Lenovo Takes Off - InformationWeek
03:46 PM

Lenovo Takes Off

Less than a year after buying IBM’s PC business, Lenovo took its first broad steps last week to move out of the computer giant’s shadow and make a name for itself in the United States.

Less than a year after buying IBM’s PC business, Lenovo took its first broad steps last week to move out of the computer giant’s shadow and make a name for itself in the United States.

Purchase, N.Y.-based Lenovo unveiled its first suite of products in the United States under the Lenovo brand when it rolled out a series of notebooks and desktops jointly developed by its teams in the United States, China and Japan.
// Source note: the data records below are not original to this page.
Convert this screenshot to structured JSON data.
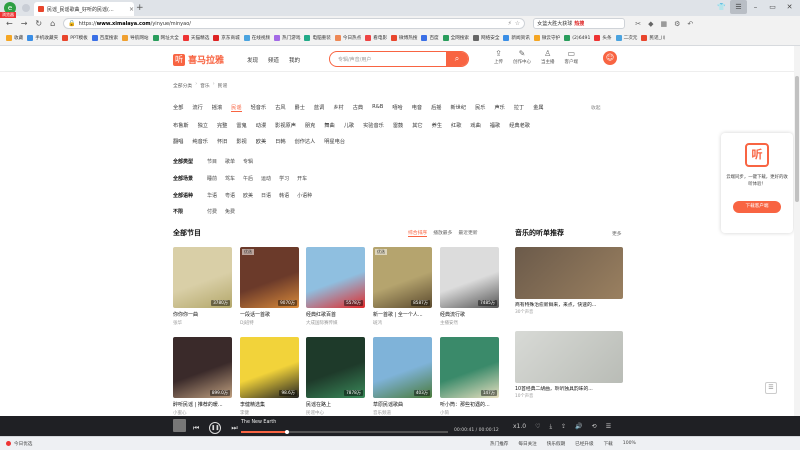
{
  "browser": {
    "badge": "浏览器",
    "tab_title": "民谣_民谣歌曲_好听的民谣(...",
    "url_host": "www.ximalaya.com",
    "url_prefix": "https://",
    "url_path": "/yinyue/minyao/",
    "search_text": "女篮大胜大获球",
    "search_hot": "热搜"
  },
  "bookmarks": [
    {
      "label": "收藏",
      "color": "#f5a623"
    },
    {
      "label": "手机收藏夹",
      "color": "#3a8ee6"
    },
    {
      "label": "PPT模板",
      "color": "#e8452c"
    },
    {
      "label": "百度搜索",
      "color": "#3a6fe6"
    },
    {
      "label": "导航网站",
      "color": "#f0a030"
    },
    {
      "label": "网址大全",
      "color": "#2a9d5c"
    },
    {
      "label": "天猫精选",
      "color": "#e33"
    },
    {
      "label": "京东商城",
      "color": "#d22"
    },
    {
      "label": "在线视频",
      "color": "#4aa3df"
    },
    {
      "label": "热门游戏",
      "color": "#a36ae6"
    },
    {
      "label": "电脑重装",
      "color": "#2a8"
    },
    {
      "label": "今日热点",
      "color": "#e85"
    },
    {
      "label": "看电影",
      "color": "#e44"
    },
    {
      "label": "微博热搜",
      "color": "#e8452c"
    },
    {
      "label": "百度",
      "color": "#3a6fe6"
    },
    {
      "label": "全网搜索",
      "color": "#2a9d5c"
    },
    {
      "label": "网络安全",
      "color": "#666"
    },
    {
      "label": "新闻资讯",
      "color": "#3a8ee6"
    },
    {
      "label": "微云守护",
      "color": "#f5a623"
    },
    {
      "label": "(2)6491",
      "color": "#2a9d5c"
    },
    {
      "label": "头条",
      "color": "#e33"
    },
    {
      "label": "二次元",
      "color": "#4aa3df"
    },
    {
      "label": "民谣_川",
      "color": "#e8452c"
    }
  ],
  "site": {
    "logo_text": "喜马拉雅",
    "nav": [
      "发现",
      "频道",
      "我的"
    ],
    "search_placeholder": "专辑/声音/用户",
    "header_icons": [
      {
        "icon": "upload-icon",
        "glyph": "⇪",
        "label": "上传"
      },
      {
        "icon": "creator-icon",
        "glyph": "✎",
        "label": "创作中心"
      },
      {
        "icon": "anchor-icon",
        "glyph": "♙",
        "label": "当主播"
      },
      {
        "icon": "client-icon",
        "glyph": "▭",
        "label": "客户端"
      }
    ]
  },
  "breadcrumb": [
    "全部分类",
    "音乐",
    "民谣"
  ],
  "genres": [
    "全部",
    "流行",
    "摇滚",
    "民谣",
    "轻音乐",
    "古风",
    "爵士",
    "蓝调",
    "乡村",
    "古典",
    "R&B",
    "嘻哈",
    "电音",
    "后摇",
    "新世纪",
    "民乐",
    "声乐",
    "拉丁",
    "金属"
  ],
  "genres_more": "收起",
  "subgenres": [
    "布鲁斯",
    "独立",
    "完整",
    "雷鬼",
    "动漫",
    "影视原声",
    "朋克",
    "舞曲",
    "儿歌",
    "实验音乐",
    "雷鼓",
    "其它",
    "养生",
    "红歌",
    "戏曲",
    "福歌",
    "经典老歌"
  ],
  "subgenres2": [
    "翻唱",
    "纯音乐",
    "怀旧",
    "影视",
    "欧美",
    "日韩",
    "创作达人",
    "明星电台"
  ],
  "filters": [
    {
      "label": "全部类型",
      "options": [
        "节目",
        "歌单",
        "专辑"
      ]
    },
    {
      "label": "全部场景",
      "options": [
        "睡前",
        "驾车",
        "午后",
        "运动",
        "学习",
        "开车"
      ]
    },
    {
      "label": "全部语种",
      "options": [
        "华语",
        "粤语",
        "欧美",
        "日语",
        "韩语",
        "小语种"
      ]
    },
    {
      "label": "不限",
      "options": [
        "付费",
        "免费"
      ]
    }
  ],
  "section_title": "全部节目",
  "sorts": [
    "综合排序",
    "播放最多",
    "最近更新"
  ],
  "programs": [
    {
      "title": "你你你一曲",
      "author": "张华",
      "plays": "3780万",
      "tag": "",
      "color": "#d9cfa7",
      "accent": "#b3a76a"
    },
    {
      "title": "一段话一首歌",
      "author": "DJ班特",
      "plays": "9070万",
      "tag": "优选",
      "color": "#6b3a2a",
      "accent": "#d98a3a"
    },
    {
      "title": "经典红歌百首",
      "author": "大成国际赛传媒",
      "plays": "5578万",
      "tag": "",
      "color": "#8fbfe0",
      "accent": "#e02b2b"
    },
    {
      "title": "新一首歌 | 全一个人...",
      "author": "斑鸿",
      "plays": "8587万",
      "tag": "优选",
      "color": "#b5a46e",
      "accent": "#5b4a2e"
    },
    {
      "title": "经典流行歌",
      "author": "主播安然",
      "plays": "7485万",
      "tag": "",
      "color": "#dcdcdc",
      "accent": "#555"
    },
    {
      "title": "醉听民谣 | 推荐的暖...",
      "author": "小蜜心",
      "plays": "899.0万",
      "tag": "",
      "color": "#3a2a2a",
      "accent": "#c0a080"
    },
    {
      "title": "李健精选集",
      "author": "李健",
      "plays": "98.6万",
      "tag": "",
      "color": "#f2d33a",
      "accent": "#222"
    },
    {
      "title": "民谣在路上",
      "author": "民谣中心",
      "plays": "7878万",
      "tag": "",
      "color": "#1e3a2a",
      "accent": "#3a8a5a"
    },
    {
      "title": "草原民谣歌曲",
      "author": "音乐频道",
      "plays": "403万",
      "tag": "",
      "color": "#7fb3d9",
      "accent": "#4a7a3a"
    },
    {
      "title": "听小筒：那些初遇的...",
      "author": "小筒",
      "plays": "147万",
      "tag": "",
      "color": "#3a8a6a",
      "accent": "#e8e0c0"
    }
  ],
  "recommend_title": "音乐的听单推荐",
  "recommend_more": "更多",
  "recommends": [
    {
      "title": "商有特殊治愈新鲜来，来点，快速的...",
      "meta": "30个声音",
      "color": "#6b5a4a"
    },
    {
      "title": "10首经典二胡曲，聆听独具韵味的...",
      "meta": "10个声音",
      "color": "#d8dad6"
    }
  ],
  "promo": {
    "logo": "听",
    "text": "云端同步，一键下载，更好的收听体验！",
    "button": "下载客户端"
  },
  "player": {
    "track": "The New Earth",
    "time": "00:00:41 / 00:00:12",
    "progress": 0.22,
    "speed": "x1.0"
  },
  "status": {
    "left": "今日优选",
    "right": [
      "热门推荐",
      "每日关注",
      "快乐假期",
      "已经升级",
      "下载",
      "",
      "100%"
    ]
  }
}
In addition, Lenovo executives said the company is headed toward significant upgrades to its channel programs—upgrades it has been signaling in meetings with solution providers since late last year.

“We’re substantially enhancing the business partner program,” said Craig Merrigan, vice president of strategy, market intelligence and design. The enhancements will be formally announced next month at Lenovo’s PartnerWorld.

“They’ve been very strong,” said John Marks, CEO of JDM Infrastructure, a Lenovo solution provider based in Rosemont, Ill. “They’ve been aggressive. I think they know they have to make a name for themselves, and they don’t have a lot of time to do it.”

The Lenovo 3000 notebooks and desktops target what company officials have said is a critical and strategic segment: the small- and midsize-business space.

The new C100 notebooks are a departure from the ThinkPads not just in name, but in design. They are silver and weigh a hefty 6.2 pounds, compared with the black ThinkPads, which are half the weight, in some cases. The new notebooks initially will run with Intel Pentium M or Celeron M chips.

The new desktops include the J100 and J105, which run on Intel Pentium 4 or Celeron, or Advanced Micro Devices’ Sempron or Athlon processors. These are Lenovo’s first U.S. products with AMD chips.

Bob Galush, Lenovo’s vice president of desktop marketing, said he expects 75 percent to 80 percent of the new systems to go through channel partners, with the rest being sold direct.

Lenovo is also being the most aggressive it’s ever been with pricing. The C100 notebooks have an entry street price of $599, and the J Series desktops start at $349.

Pricing was a key point of interest to solution providers. “We need not only a price point that is extremely competitive to Dell’s laptop and desktop family, but we also need some steak sauce added to the vanilla machines that have been rolling out over the past couple of years,” said John Riddle, president of Information Networking, Irvine, Calif.

We welcome your comments on this topic on our social media channels, or [contact us directly] with questions about the site.
Comment  | 
Print  | 
More Insights
Newest First  |  Oldest First  |  Threaded View
2017 State of IT Report
2017 State of IT Report
In today's technology-driven world, "innovation" has become a basic expectation. IT leaders are tasked with making technical magic, improving customer experience, and boosting the bottom line -- yet often without any increase to the IT budget. How are organizations striking the balance between new initiatives and cost control? Download our report to learn about the biggest challenges and how savvy IT executives are overcoming them.
Register for InformationWeek Newsletters
White Papers
Current Issue
Top IT Trends for 2018
As we enter a new year of technology planning, find out about the hot technologies organizations are using to advance their businesses and where the experts say IT is heading.
Twitter Feed
Sponsored Live Streaming Video
Everything You've Been Told About Mobility Is Wrong
Attend this video symposium with Sean Wisdom, Global Director of Mobility Solutions, and learn about how you can harness powerful new products to mobilize your business potential.
Flash Poll